• [Work to complete]
What lines of the data hold the string "title"? Pull each one out.

──────── Study material ────────

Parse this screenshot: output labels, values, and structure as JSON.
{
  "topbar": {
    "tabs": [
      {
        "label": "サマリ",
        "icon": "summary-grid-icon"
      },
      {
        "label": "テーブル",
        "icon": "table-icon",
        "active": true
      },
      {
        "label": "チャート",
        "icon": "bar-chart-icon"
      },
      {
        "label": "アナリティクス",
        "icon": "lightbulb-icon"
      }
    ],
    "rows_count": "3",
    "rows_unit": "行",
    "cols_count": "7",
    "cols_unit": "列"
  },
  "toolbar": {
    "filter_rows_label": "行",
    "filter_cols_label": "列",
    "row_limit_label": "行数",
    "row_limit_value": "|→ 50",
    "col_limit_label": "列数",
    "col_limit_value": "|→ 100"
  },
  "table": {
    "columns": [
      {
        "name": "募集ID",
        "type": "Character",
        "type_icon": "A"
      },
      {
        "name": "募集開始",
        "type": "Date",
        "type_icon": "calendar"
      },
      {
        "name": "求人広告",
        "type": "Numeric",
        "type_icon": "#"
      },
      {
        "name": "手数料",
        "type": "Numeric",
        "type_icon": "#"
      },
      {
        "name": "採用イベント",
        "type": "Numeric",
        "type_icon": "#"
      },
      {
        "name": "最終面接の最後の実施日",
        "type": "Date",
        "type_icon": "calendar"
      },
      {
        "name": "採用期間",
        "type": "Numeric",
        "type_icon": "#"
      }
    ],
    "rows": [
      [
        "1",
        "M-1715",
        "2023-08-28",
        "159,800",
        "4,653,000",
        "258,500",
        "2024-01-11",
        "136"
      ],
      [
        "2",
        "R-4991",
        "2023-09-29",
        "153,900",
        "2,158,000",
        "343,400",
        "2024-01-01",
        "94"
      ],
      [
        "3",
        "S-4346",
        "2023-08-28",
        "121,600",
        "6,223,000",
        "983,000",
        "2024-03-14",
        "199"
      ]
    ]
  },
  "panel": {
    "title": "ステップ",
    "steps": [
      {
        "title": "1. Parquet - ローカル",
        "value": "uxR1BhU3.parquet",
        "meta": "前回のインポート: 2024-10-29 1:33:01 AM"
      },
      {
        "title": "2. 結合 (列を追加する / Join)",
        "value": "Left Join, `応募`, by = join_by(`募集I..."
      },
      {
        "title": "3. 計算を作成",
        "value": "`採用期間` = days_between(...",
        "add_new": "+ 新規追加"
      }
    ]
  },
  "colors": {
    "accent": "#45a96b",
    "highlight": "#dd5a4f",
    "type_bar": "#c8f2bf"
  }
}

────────
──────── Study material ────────

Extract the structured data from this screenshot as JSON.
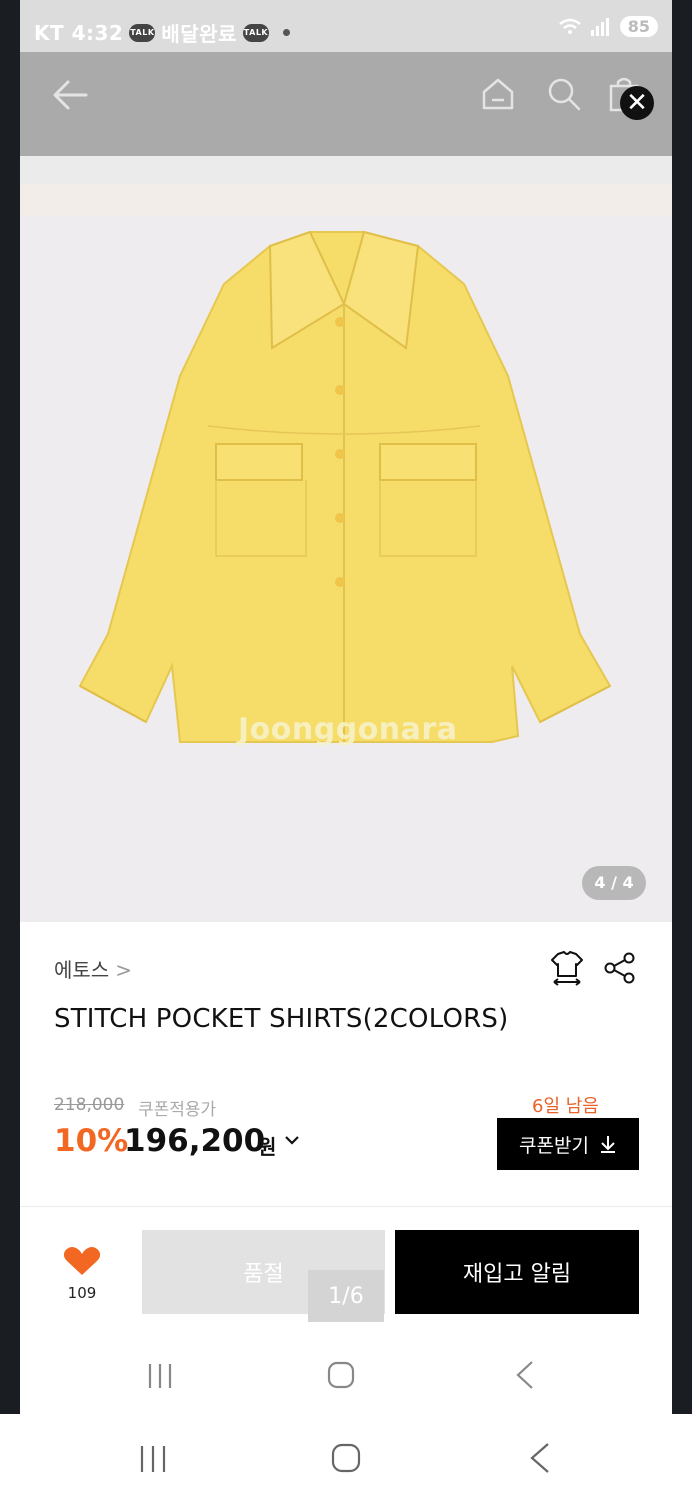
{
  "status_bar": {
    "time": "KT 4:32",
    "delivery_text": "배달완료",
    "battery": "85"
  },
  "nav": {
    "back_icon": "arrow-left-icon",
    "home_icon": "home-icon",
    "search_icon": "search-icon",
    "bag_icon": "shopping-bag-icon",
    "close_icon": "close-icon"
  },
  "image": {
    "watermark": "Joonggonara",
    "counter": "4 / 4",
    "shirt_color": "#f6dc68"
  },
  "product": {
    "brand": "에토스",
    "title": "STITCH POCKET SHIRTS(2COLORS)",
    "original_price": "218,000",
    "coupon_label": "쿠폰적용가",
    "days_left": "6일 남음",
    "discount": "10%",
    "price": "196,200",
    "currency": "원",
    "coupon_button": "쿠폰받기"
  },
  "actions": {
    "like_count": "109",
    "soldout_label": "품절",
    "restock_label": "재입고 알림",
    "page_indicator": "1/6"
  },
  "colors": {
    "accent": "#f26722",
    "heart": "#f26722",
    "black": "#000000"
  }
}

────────

• [Response area]
    "title": "ステップ",
        "title": "1. Parquet - ローカル",
        "title": "2. 結合 (列を追加する / Join)",
        "title": "3. 計算を作成",
    "title": "STITCH POCKET SHIRTS(2COLORS)",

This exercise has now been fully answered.